=== How to complete this task ===
Repeat, exactly as written, all of the entries, but not their pictures.

=== Extracted entries ===

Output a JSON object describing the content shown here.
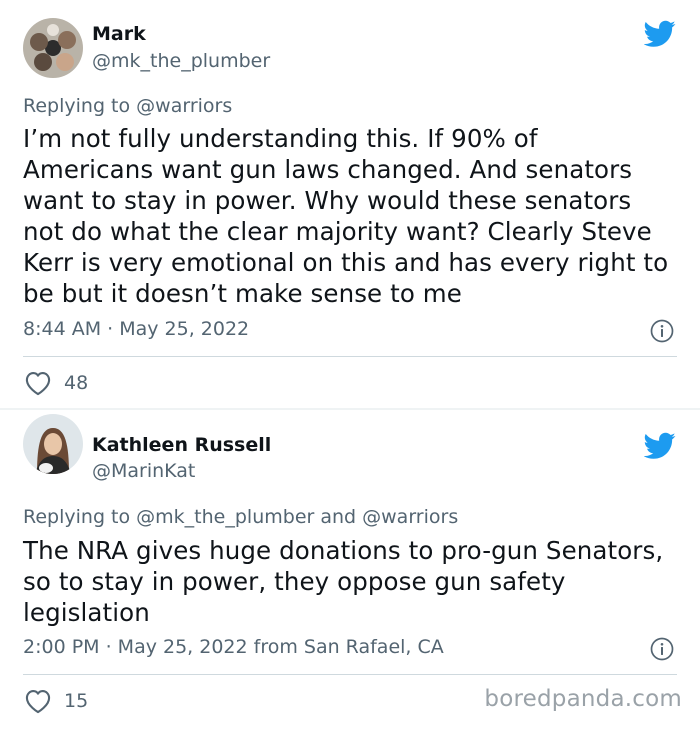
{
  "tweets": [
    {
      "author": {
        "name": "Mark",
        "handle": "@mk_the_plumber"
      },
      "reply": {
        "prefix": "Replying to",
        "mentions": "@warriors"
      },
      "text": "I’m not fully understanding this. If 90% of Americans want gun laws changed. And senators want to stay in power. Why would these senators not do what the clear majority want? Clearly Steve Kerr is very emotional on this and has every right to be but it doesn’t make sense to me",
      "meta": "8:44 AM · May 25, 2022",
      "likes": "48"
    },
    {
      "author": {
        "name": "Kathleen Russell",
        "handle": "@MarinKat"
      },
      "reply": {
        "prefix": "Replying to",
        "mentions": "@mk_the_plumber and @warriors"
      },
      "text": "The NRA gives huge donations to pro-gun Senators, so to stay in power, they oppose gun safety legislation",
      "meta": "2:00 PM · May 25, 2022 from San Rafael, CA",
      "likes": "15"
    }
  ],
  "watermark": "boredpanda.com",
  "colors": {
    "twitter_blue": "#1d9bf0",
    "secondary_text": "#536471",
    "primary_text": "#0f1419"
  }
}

=== Output of the exercise ===
Output a JSON object describing the content shown here.
{
  "tweets": [
    {
      "author": {
        "name": "Mark",
        "handle": "@mk_the_plumber"
      },
      "reply": {
        "prefix": "Replying to",
        "mentions": "@warriors"
      },
      "text": "I’m not fully understanding this. If 90% of Americans want gun laws changed. And senators want to stay in power. Why would these senators not do what the clear majority want? Clearly Steve Kerr is very emotional on this and has every right to be but it doesn’t make sense to me",
      "meta": "8:44 AM · May 25, 2022",
      "likes": "48"
    },
    {
      "author": {
        "name": "Kathleen Russell",
        "handle": "@MarinKat"
      },
      "reply": {
        "prefix": "Replying to",
        "mentions": "@mk_the_plumber and @warriors"
      },
      "text": "The NRA gives huge donations to pro-gun Senators, so to stay in power, they oppose gun safety legislation",
      "meta": "2:00 PM · May 25, 2022 from San Rafael, CA",
      "likes": "15"
    }
  ],
  "watermark": "boredpanda.com",
  "colors": {
    "twitter_blue": "#1d9bf0",
    "secondary_text": "#536471",
    "primary_text": "#0f1419"
  }
}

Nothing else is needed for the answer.